Every record must be repeated exactly; omit any pictures they contain.

App and web page records:
———

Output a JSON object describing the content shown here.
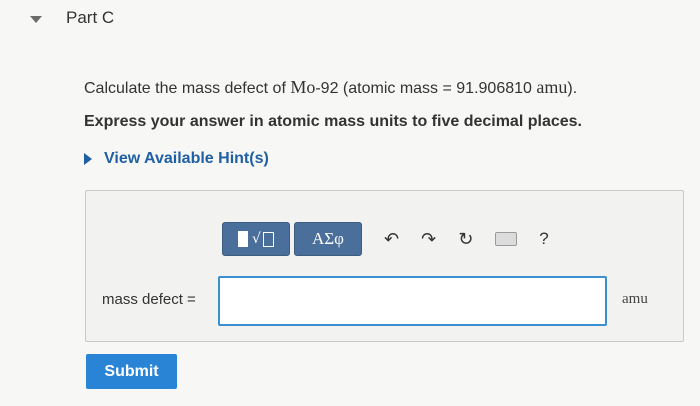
{
  "part": {
    "title": "Part C"
  },
  "question": {
    "prefix": "Calculate the mass defect of ",
    "isotope": "Mo",
    "mid": "-92 (atomic mass = 91.906810 ",
    "unit": "amu",
    "suffix": ")."
  },
  "instruction": "Express your answer in atomic mass units to five decimal places.",
  "hint": {
    "label": "View Available Hint(s)"
  },
  "toolbar": {
    "symbols_label": "ΑΣφ",
    "templates_root": "√",
    "undo_glyph": "↶",
    "redo_glyph": "↷",
    "reset_glyph": "↻",
    "help_label": "?"
  },
  "answer": {
    "label": "mass defect =",
    "value": "",
    "unit": "amu"
  },
  "submit_label": "Submit"
}
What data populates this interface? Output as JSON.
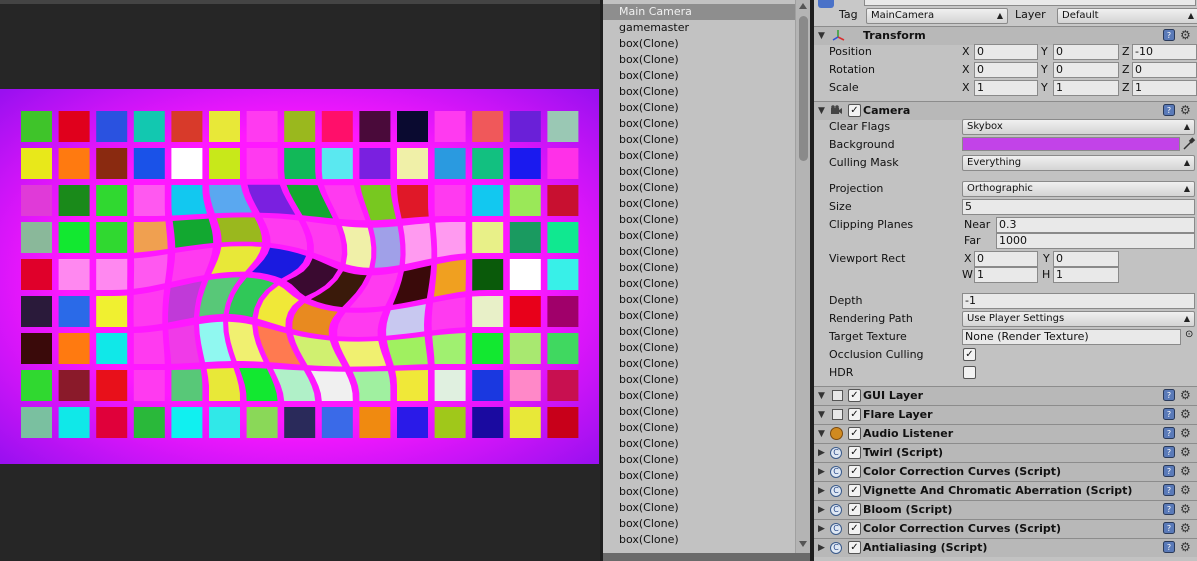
{
  "hierarchy": {
    "items": [
      "Main Camera",
      "gamemaster",
      "box(Clone)",
      "box(Clone)",
      "box(Clone)",
      "box(Clone)",
      "box(Clone)",
      "box(Clone)",
      "box(Clone)",
      "box(Clone)",
      "box(Clone)",
      "box(Clone)",
      "box(Clone)",
      "box(Clone)",
      "box(Clone)",
      "box(Clone)",
      "box(Clone)",
      "box(Clone)",
      "box(Clone)",
      "box(Clone)",
      "box(Clone)",
      "box(Clone)",
      "box(Clone)",
      "box(Clone)",
      "box(Clone)",
      "box(Clone)",
      "box(Clone)",
      "box(Clone)",
      "box(Clone)",
      "box(Clone)",
      "box(Clone)",
      "box(Clone)",
      "box(Clone)",
      "box(Clone)"
    ],
    "selected_index": 0
  },
  "inspector": {
    "tag_label": "Tag",
    "tag_value": "MainCamera",
    "layer_label": "Layer",
    "layer_value": "Default",
    "transform": {
      "title": "Transform",
      "position_label": "Position",
      "position": {
        "x": "0",
        "y": "0",
        "z": "-10"
      },
      "rotation_label": "Rotation",
      "rotation": {
        "x": "0",
        "y": "0",
        "z": "0"
      },
      "scale_label": "Scale",
      "scale": {
        "x": "1",
        "y": "1",
        "z": "1"
      }
    },
    "axis": {
      "x": "X",
      "y": "Y",
      "z": "Z",
      "w": "W",
      "h": "H"
    },
    "camera": {
      "title": "Camera",
      "clear_flags_label": "Clear Flags",
      "clear_flags": "Skybox",
      "background_label": "Background",
      "background_color": "#c243e8",
      "culling_mask_label": "Culling Mask",
      "culling_mask": "Everything",
      "projection_label": "Projection",
      "projection": "Orthographic",
      "size_label": "Size",
      "size": "5",
      "clipping_label": "Clipping Planes",
      "near_label": "Near",
      "near": "0.3",
      "far_label": "Far",
      "far": "1000",
      "viewport_label": "Viewport Rect",
      "viewport": {
        "x": "0",
        "y": "0",
        "w": "1",
        "h": "1"
      },
      "depth_label": "Depth",
      "depth": "-1",
      "rendering_path_label": "Rendering Path",
      "rendering_path": "Use Player Settings",
      "target_texture_label": "Target Texture",
      "target_texture": "None (Render Texture)",
      "occlusion_label": "Occlusion Culling",
      "occlusion": true,
      "hdr_label": "HDR",
      "hdr": false
    },
    "components": [
      "GUI Layer",
      "Flare Layer",
      "Audio Listener",
      "Twirl (Script)",
      "Color Correction Curves (Script)",
      "Vignette And Chromatic Aberration (Script)",
      "Bloom (Script)",
      "Color Correction Curves (Script)",
      "Antialiasing (Script)"
    ]
  },
  "game": {
    "background_color": "#ff18ff",
    "glow_color": "#b010ff",
    "tiles": [
      [
        "#3fc42a",
        "#e0001c",
        "#2a52e0",
        "#12c8b0",
        "#d83a2a",
        "#e8e838",
        "#ff3af0",
        "#9ab81e",
        "#ff0f6a",
        "#4a0a3a",
        "#0a0a30",
        "#ff3af0",
        "#f0585a",
        "#6a20d8",
        "#9ac8b4"
      ],
      [
        "#e8e81a",
        "#ff7a10",
        "#8a2a10",
        "#1a52e8",
        "#ffffff",
        "#c8e81a",
        "#ff3af0",
        "#12b858",
        "#5ae8f0",
        "#7a20e0",
        "#f0f0a8",
        "#2a9ae0",
        "#12c080",
        "#1a1aef",
        "#ff30e8"
      ],
      [
        "#e03ad8",
        "#1a8a1a",
        "#30d830",
        "#ff58f0",
        "#12c8f0",
        "#5aa8f0",
        "#7a20e0",
        "#12a830",
        "#ff3af0",
        "#78c820",
        "#e01828",
        "#ff3af0",
        "#12c8f0",
        "#9ae858",
        "#c81030"
      ],
      [
        "#8ab89a",
        "#12e830",
        "#30d830",
        "#f0a050",
        "#12a830",
        "#9ab81e",
        "#ff3af0",
        "#ff3af0",
        "#f0f0a8",
        "#a0a0e8",
        "#ff9af0",
        "#ff9af0",
        "#e8f088",
        "#1a9a60",
        "#10e890"
      ],
      [
        "#e0002a",
        "#ff88f0",
        "#ff88f0",
        "#ff58f0",
        "#ff3af0",
        "#e8e838",
        "#1a1ae0",
        "#3a0a30",
        "#3a1a0a",
        "#ff3af0",
        "#3a0a0a",
        "#f0a020",
        "#0a5a0a",
        "#ffffff",
        "#38f0e8"
      ],
      [
        "#2a1a3a",
        "#2a6ae8",
        "#f0f030",
        "#ff3af0",
        "#c03ad8",
        "#58c878",
        "#30c858",
        "#f0e838",
        "#e88a20",
        "#ff3af0",
        "#c8c8f0",
        "#ff3af0",
        "#e8f0c8",
        "#e8001a",
        "#a0006a"
      ],
      [
        "#3a0a0a",
        "#ff7a10",
        "#10e8e8",
        "#ff3af0",
        "#f03ae8",
        "#90f8f0",
        "#f0f070",
        "#ff7a50",
        "#d0f070",
        "#f0f070",
        "#a0f060",
        "#a0f070",
        "#12e830",
        "#a8e870",
        "#40d860"
      ],
      [
        "#30d830",
        "#8a1a2a",
        "#e8101a",
        "#ff3af0",
        "#58c878",
        "#e8e838",
        "#12e830",
        "#b0f0c8",
        "#f0f0f0",
        "#a0f0a0",
        "#f0e838",
        "#e0f0e0",
        "#1a38e0",
        "#ff88c8",
        "#c81050"
      ],
      [
        "#7ac0a0",
        "#10e8e8",
        "#e0003a",
        "#2ab83a",
        "#10f0f0",
        "#30e8e8",
        "#8ad858",
        "#2a2a5a",
        "#3a6ae8",
        "#f08a10",
        "#2a1ae8",
        "#a0c81a",
        "#1a0aa0",
        "#e8e838",
        "#c8001a"
      ]
    ]
  }
}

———

Result:
Output a JSON object describing the content shown here.
{
  "part": {
    "title": "Part C"
  },
  "question": {
    "prefix": "Calculate the mass defect of ",
    "isotope": "Mo",
    "mid": "-92 (atomic mass = 91.906810 ",
    "unit": "amu",
    "suffix": ")."
  },
  "instruction": "Express your answer in atomic mass units to five decimal places.",
  "hint": {
    "label": "View Available Hint(s)"
  },
  "toolbar": {
    "symbols_label": "ΑΣφ",
    "templates_root": "√",
    "undo_glyph": "↶",
    "redo_glyph": "↷",
    "reset_glyph": "↻",
    "help_label": "?"
  },
  "answer": {
    "label": "mass defect =",
    "value": "",
    "unit": "amu"
  },
  "submit_label": "Submit"
}
What data populates this interface? Output as JSON.
{
  "hierarchy": {
    "items": [
      "Main Camera",
      "gamemaster",
      "box(Clone)",
      "box(Clone)",
      "box(Clone)",
      "box(Clone)",
      "box(Clone)",
      "box(Clone)",
      "box(Clone)",
      "box(Clone)",
      "box(Clone)",
      "box(Clone)",
      "box(Clone)",
      "box(Clone)",
      "box(Clone)",
      "box(Clone)",
      "box(Clone)",
      "box(Clone)",
      "box(Clone)",
      "box(Clone)",
      "box(Clone)",
      "box(Clone)",
      "box(Clone)",
      "box(Clone)",
      "box(Clone)",
      "box(Clone)",
      "box(Clone)",
      "box(Clone)",
      "box(Clone)",
      "box(Clone)",
      "box(Clone)",
      "box(Clone)",
      "box(Clone)",
      "box(Clone)"
    ],
    "selected_index": 0
  },
  "inspector": {
    "tag_label": "Tag",
    "tag_value": "MainCamera",
    "layer_label": "Layer",
    "layer_value": "Default",
    "transform": {
      "title": "Transform",
      "position_label": "Position",
      "position": {
        "x": "0",
        "y": "0",
        "z": "-10"
      },
      "rotation_label": "Rotation",
      "rotation": {
        "x": "0",
        "y": "0",
        "z": "0"
      },
      "scale_label": "Scale",
      "scale": {
        "x": "1",
        "y": "1",
        "z": "1"
      }
    },
    "axis": {
      "x": "X",
      "y": "Y",
      "z": "Z",
      "w": "W",
      "h": "H"
    },
    "camera": {
      "title": "Camera",
      "clear_flags_label": "Clear Flags",
      "clear_flags": "Skybox",
      "background_label": "Background",
      "background_color": "#c243e8",
      "culling_mask_label": "Culling Mask",
      "culling_mask": "Everything",
      "projection_label": "Projection",
      "projection": "Orthographic",
      "size_label": "Size",
      "size": "5",
      "clipping_label": "Clipping Planes",
      "near_label": "Near",
      "near": "0.3",
      "far_label": "Far",
      "far": "1000",
      "viewport_label": "Viewport Rect",
      "viewport": {
        "x": "0",
        "y": "0",
        "w": "1",
        "h": "1"
      },
      "depth_label": "Depth",
      "depth": "-1",
      "rendering_path_label": "Rendering Path",
      "rendering_path": "Use Player Settings",
      "target_texture_label": "Target Texture",
      "target_texture": "None (Render Texture)",
      "occlusion_label": "Occlusion Culling",
      "occlusion": true,
      "hdr_label": "HDR",
      "hdr": false
    },
    "components": [
      "GUI Layer",
      "Flare Layer",
      "Audio Listener",
      "Twirl (Script)",
      "Color Correction Curves (Script)",
      "Vignette And Chromatic Aberration (Script)",
      "Bloom (Script)",
      "Color Correction Curves (Script)",
      "Antialiasing (Script)"
    ]
  },
  "game": {
    "background_color": "#ff18ff",
    "glow_color": "#b010ff",
    "tiles": [
      [
        "#3fc42a",
        "#e0001c",
        "#2a52e0",
        "#12c8b0",
        "#d83a2a",
        "#e8e838",
        "#ff3af0",
        "#9ab81e",
        "#ff0f6a",
        "#4a0a3a",
        "#0a0a30",
        "#ff3af0",
        "#f0585a",
        "#6a20d8",
        "#9ac8b4"
      ],
      [
        "#e8e81a",
        "#ff7a10",
        "#8a2a10",
        "#1a52e8",
        "#ffffff",
        "#c8e81a",
        "#ff3af0",
        "#12b858",
        "#5ae8f0",
        "#7a20e0",
        "#f0f0a8",
        "#2a9ae0",
        "#12c080",
        "#1a1aef",
        "#ff30e8"
      ],
      [
        "#e03ad8",
        "#1a8a1a",
        "#30d830",
        "#ff58f0",
        "#12c8f0",
        "#5aa8f0",
        "#7a20e0",
        "#12a830",
        "#ff3af0",
        "#78c820",
        "#e01828",
        "#ff3af0",
        "#12c8f0",
        "#9ae858",
        "#c81030"
      ],
      [
        "#8ab89a",
        "#12e830",
        "#30d830",
        "#f0a050",
        "#12a830",
        "#9ab81e",
        "#ff3af0",
        "#ff3af0",
        "#f0f0a8",
        "#a0a0e8",
        "#ff9af0",
        "#ff9af0",
        "#e8f088",
        "#1a9a60",
        "#10e890"
      ],
      [
        "#e0002a",
        "#ff88f0",
        "#ff88f0",
        "#ff58f0",
        "#ff3af0",
        "#e8e838",
        "#1a1ae0",
        "#3a0a30",
        "#3a1a0a",
        "#ff3af0",
        "#3a0a0a",
        "#f0a020",
        "#0a5a0a",
        "#ffffff",
        "#38f0e8"
      ],
      [
        "#2a1a3a",
        "#2a6ae8",
        "#f0f030",
        "#ff3af0",
        "#c03ad8",
        "#58c878",
        "#30c858",
        "#f0e838",
        "#e88a20",
        "#ff3af0",
        "#c8c8f0",
        "#ff3af0",
        "#e8f0c8",
        "#e8001a",
        "#a0006a"
      ],
      [
        "#3a0a0a",
        "#ff7a10",
        "#10e8e8",
        "#ff3af0",
        "#f03ae8",
        "#90f8f0",
        "#f0f070",
        "#ff7a50",
        "#d0f070",
        "#f0f070",
        "#a0f060",
        "#a0f070",
        "#12e830",
        "#a8e870",
        "#40d860"
      ],
      [
        "#30d830",
        "#8a1a2a",
        "#e8101a",
        "#ff3af0",
        "#58c878",
        "#e8e838",
        "#12e830",
        "#b0f0c8",
        "#f0f0f0",
        "#a0f0a0",
        "#f0e838",
        "#e0f0e0",
        "#1a38e0",
        "#ff88c8",
        "#c81050"
      ],
      [
        "#7ac0a0",
        "#10e8e8",
        "#e0003a",
        "#2ab83a",
        "#10f0f0",
        "#30e8e8",
        "#8ad858",
        "#2a2a5a",
        "#3a6ae8",
        "#f08a10",
        "#2a1ae8",
        "#a0c81a",
        "#1a0aa0",
        "#e8e838",
        "#c8001a"
      ]
    ]
  }
}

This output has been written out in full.